Seal of the United States Supreme Court.svgSecond parent adoption was the only method available (where it was permitted) for many LGBT individuals to gain legal recognition as a second parent to a child.

In the case, V.L. v. E.L., 577 U.S. ___ (2016), two women, E.L. and V.L.  were in a relationship from 1995 until 2011.  About seven years into the relationship, E.L. became pregnant via assisted reproductive technology and gave birth to a child (and a couple of years later, to twins).  The women raised the children as co-parents.

Read more

Pasco Adoption Judge Retires

Sixth Circuit Unified Family Court Judge William R. Webb enjoyed his last day on the bench granting adoptions.  From the Tampa Tribune:

NEW PORT RICHEY – He just as easily could have spent the day romping with his 2½-year-old grandson or reading the novel he never had time to open while serving as a circuit court judge for the Sixth Judicial Circuit.

Instead, Judge William Webb, 67, spent New Year’s Eve, the first day of his retirement, at the Pasco County Courthouse — officiating at the adoption of a group of children he had shepherded through the court system.

Read more

Client Review: Adult Adoption in Florida

Floridians know about child adoption, but many do not realize that adults may be adopted as well.  Whether you have an adult step child, adult foster child, adult relative, or other person, Florida courts generally will grant adult adoptions so long the adoptee is younger than the prospective adoptive parent.  Florida courts have even granted adult adoptions that were explicitly for tax planning and estate planning purposes.

A former client of mine whom I recently helped in an adult adoption wrote a review of her experience on Avvo.com.  FLORIDA BAR DISCLAIMER: Please note that every case is different, and you may not receive the same or similar results.

You can see the review after the jump:

Read more

Florida Same-Sex Marriage – Will I Be On My Child’s Birth Certificate?

It has long been the law in Florida that when a child is born during an intact marriage between a man and a woman, the husband shall be placed on the birth certificate.  Generally, this is the case even if the husband is not the biological father of the child; the right of the child to be considered “legitimate” is so strong that it does not matter whether there is an actual genetic connection between the child and the father.
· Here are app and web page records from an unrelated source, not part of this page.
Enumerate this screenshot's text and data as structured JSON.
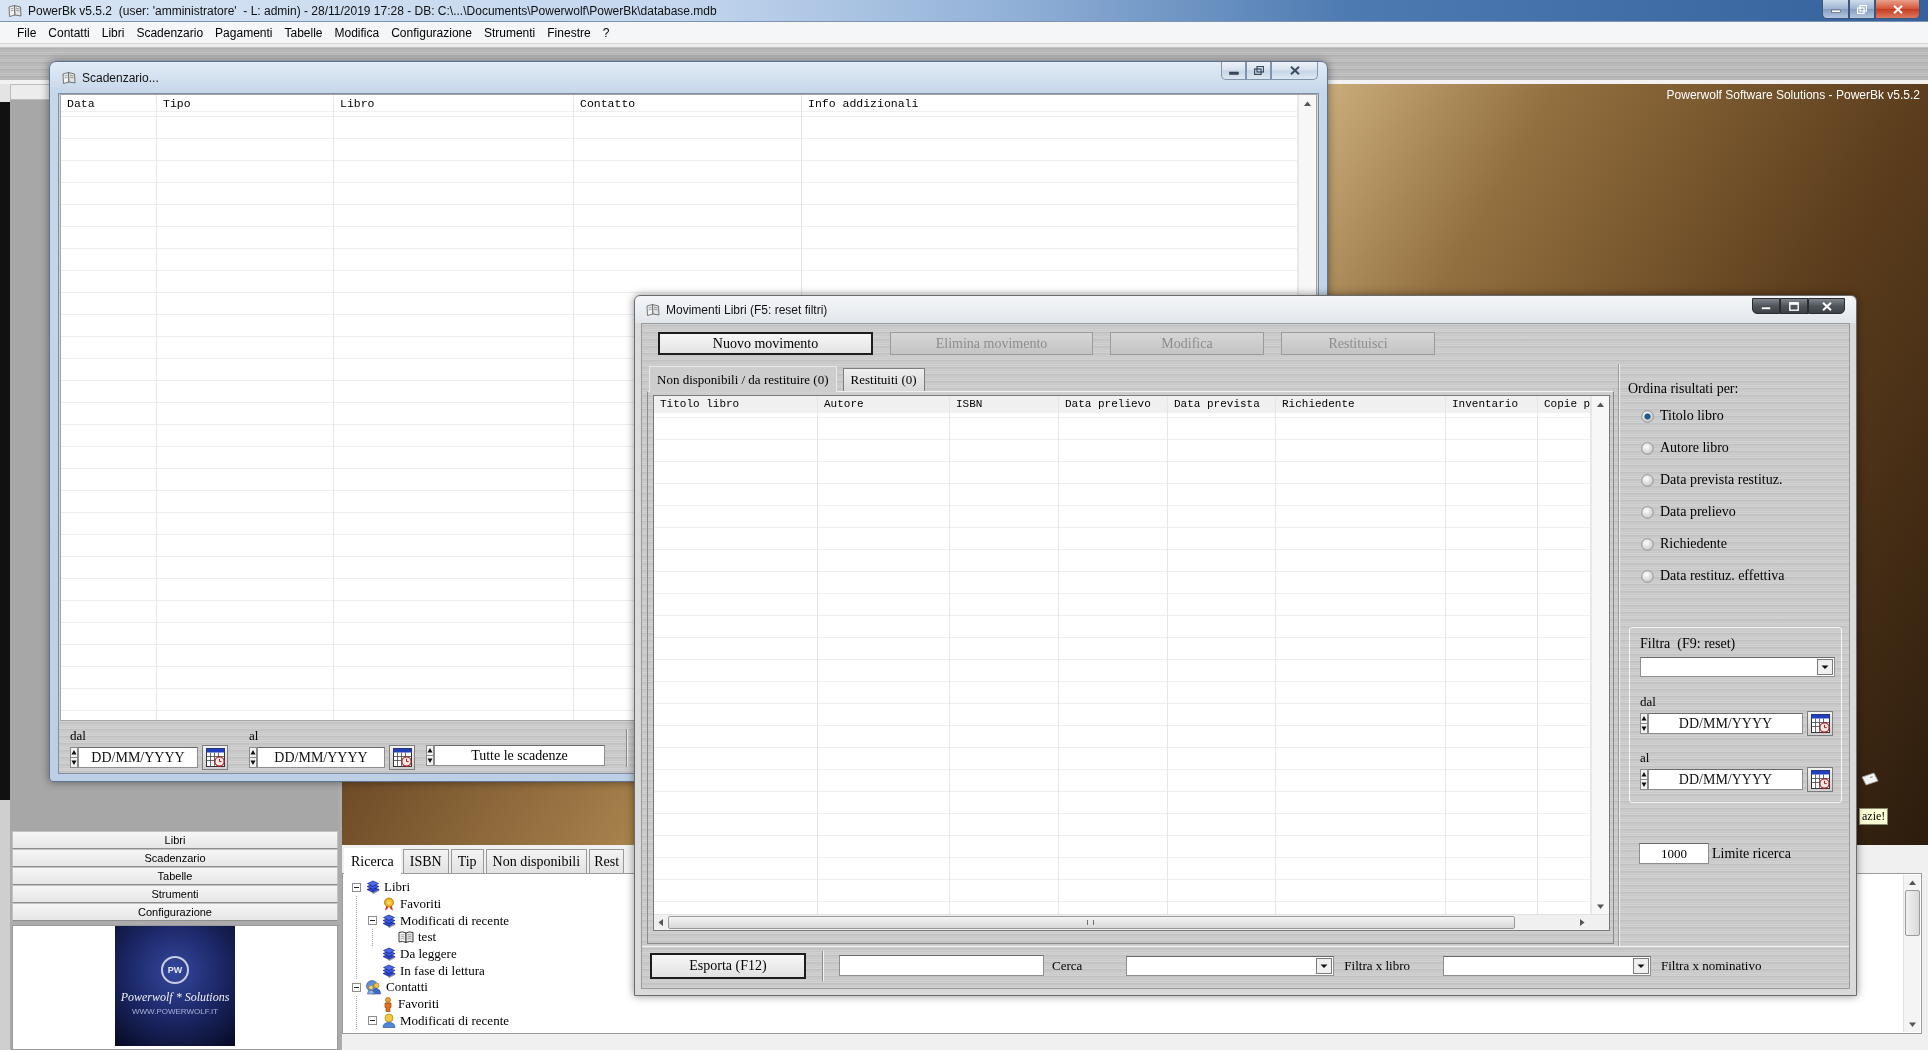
{
  "app": {
    "title": "PowerBk v5.5.2  (user: 'amministratore'  - L: admin) - 28/11/2019 17:28 - DB: C:\\...\\Documents\\Powerwolf\\PowerBk\\database.mdb"
  },
  "menu": [
    "File",
    "Contatti",
    "Libri",
    "Scadenzario",
    "Pagamenti",
    "Tabelle",
    "Modifica",
    "Configurazione",
    "Strumenti",
    "Finestre",
    "?"
  ],
  "background": {
    "caption": "Powerwolf Software Solutions - PowerBk v5.5.2",
    "tooltip": "azie!"
  },
  "sidebar": {
    "items": [
      "Libri",
      "Scadenzario",
      "Tabelle",
      "Strumenti",
      "Configurazione"
    ],
    "logo": {
      "monogram": "PW",
      "name": "Powerwolf * Solutions",
      "url": "WWW.POWERWOLF.IT"
    }
  },
  "search_panel": {
    "tabs": [
      {
        "label": "Ricerca",
        "selected": true
      },
      {
        "label": "ISBN",
        "selected": false
      },
      {
        "label": "Tip",
        "selected": false
      },
      {
        "label": "Non disponibili",
        "selected": false
      },
      {
        "label": "Rest",
        "selected": false
      }
    ],
    "tree": [
      {
        "label": "Libri",
        "kind": "book-list",
        "expanded": true,
        "children": [
          {
            "label": "Favoriti",
            "kind": "favorites"
          },
          {
            "label": "Modificati di recente",
            "kind": "book-list",
            "expanded": true,
            "children": [
              {
                "label": "test",
                "kind": "book"
              }
            ]
          },
          {
            "label": "Da leggere",
            "kind": "book-list"
          },
          {
            "label": "In fase di lettura",
            "kind": "book-list"
          }
        ]
      },
      {
        "label": "Contatti",
        "kind": "contacts",
        "expanded": true,
        "children": [
          {
            "label": "Favoriti",
            "kind": "contact-favorites"
          },
          {
            "label": "Modificati di recente",
            "kind": "contact-list",
            "expanded": true
          }
        ]
      }
    ]
  },
  "scadenzario": {
    "title": "Scadenzario...",
    "columns": [
      "Data",
      "Tipo",
      "Libro",
      "Contatto",
      "Info addizionali"
    ],
    "from": {
      "label": "dal",
      "placeholder": "DD/MM/YYYY"
    },
    "to": {
      "label": "al",
      "placeholder": "DD/MM/YYYY"
    },
    "filter": {
      "value": "Tutte le scadenze"
    }
  },
  "movimenti": {
    "title": "Movimenti Libri (F5: reset filtri)",
    "toolbar": [
      {
        "label": "Nuovo movimento",
        "disabled": false
      },
      {
        "label": "Elimina movimento",
        "disabled": true
      },
      {
        "label": "Modifica",
        "disabled": true
      },
      {
        "label": "Restituisci",
        "disabled": true
      }
    ],
    "tabs": [
      {
        "label": "Non disponibili / da restituire (0)",
        "selected": true
      },
      {
        "label": "Restituiti (0)",
        "selected": false
      }
    ],
    "columns": [
      "Titolo libro",
      "Autore",
      "ISBN",
      "Data prelievo",
      "Data prevista",
      "Richiedente",
      "Inventario",
      "Copie p"
    ],
    "sort": {
      "label": "Ordina risultati per:",
      "options": [
        {
          "label": "Titolo libro",
          "selected": true
        },
        {
          "label": "Autore libro",
          "selected": false
        },
        {
          "label": "Data prevista restituz.",
          "selected": false
        },
        {
          "label": "Data prelievo",
          "selected": false
        },
        {
          "label": "Richiedente",
          "selected": false
        },
        {
          "label": "Data restituz. effettiva",
          "selected": false
        }
      ]
    },
    "filter": {
      "label": "Filtra  (F9: reset)",
      "from": {
        "label": "dal",
        "placeholder": "DD/MM/YYYY"
      },
      "to": {
        "label": "al",
        "placeholder": "DD/MM/YYYY"
      }
    },
    "limit": {
      "value": "1000",
      "label": "Limite ricerca"
    },
    "footer": {
      "export_button": "Esporta (F12)",
      "search_label": "Cerca",
      "book_filter_label": "Filtra x libro",
      "name_filter_label": "Filtra x nominativo"
    }
  }
}
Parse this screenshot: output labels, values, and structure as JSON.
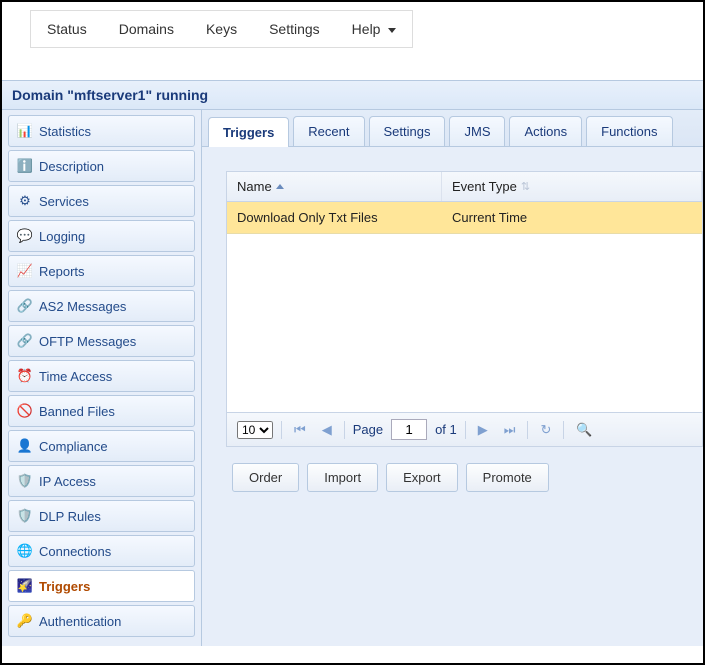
{
  "topmenu": {
    "status": "Status",
    "domains": "Domains",
    "keys": "Keys",
    "settings": "Settings",
    "help": "Help"
  },
  "domain_header": "Domain \"mftserver1\" running",
  "sidebar": {
    "items": [
      {
        "label": "Statistics"
      },
      {
        "label": "Description"
      },
      {
        "label": "Services"
      },
      {
        "label": "Logging"
      },
      {
        "label": "Reports"
      },
      {
        "label": "AS2 Messages"
      },
      {
        "label": "OFTP Messages"
      },
      {
        "label": "Time Access"
      },
      {
        "label": "Banned Files"
      },
      {
        "label": "Compliance"
      },
      {
        "label": "IP Access"
      },
      {
        "label": "DLP Rules"
      },
      {
        "label": "Connections"
      },
      {
        "label": "Triggers"
      },
      {
        "label": "Authentication"
      }
    ]
  },
  "tabs": {
    "triggers": "Triggers",
    "recent": "Recent",
    "settings": "Settings",
    "jms": "JMS",
    "actions": "Actions",
    "functions": "Functions"
  },
  "grid": {
    "columns": {
      "name": "Name",
      "type": "Event Type"
    },
    "rows": [
      {
        "name": "Download Only Txt Files",
        "type": "Current Time"
      }
    ]
  },
  "pager": {
    "pagesize": "10",
    "page_label": "Page",
    "page_value": "1",
    "of_label": "of 1"
  },
  "buttons": {
    "order": "Order",
    "import": "Import",
    "export": "Export",
    "promote": "Promote"
  }
}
Now that Florida’s ban on same-sex marriage has been declared unconstitutional by a federal judge and marriage licenses are being provided to same-sex couples, will a hospital put a woman on a birth certificate if her wife gives birth?

Read more

Is Florida’s Gay Adoption Ban Still On The Books?

Most people know that, for a long time, Florida did not permit gay individuals to adopt children.

Florida’s adoption laws were and are mainly based on the best interests of the child.  Even if a prospective adoptive parent were a convicted violent felon, the felony likely would not automatically prevent an adoption from happening; the judge would need to entertain evidence and make a determination about whether, despite the felony, the adoption was in the best interests of the adoptee.

But if a prospective adoptive parent were gay, and the judge knew this fact, there would be no analysis.  A gay person was not permitted under Florida law to adopt a child, regardless of whether it was in the child’s best interest.

However, that all changed in 2010, when Florida’s Third District Court of Appeals published its decision in In re the Adoption of XXG and NRG.

Read more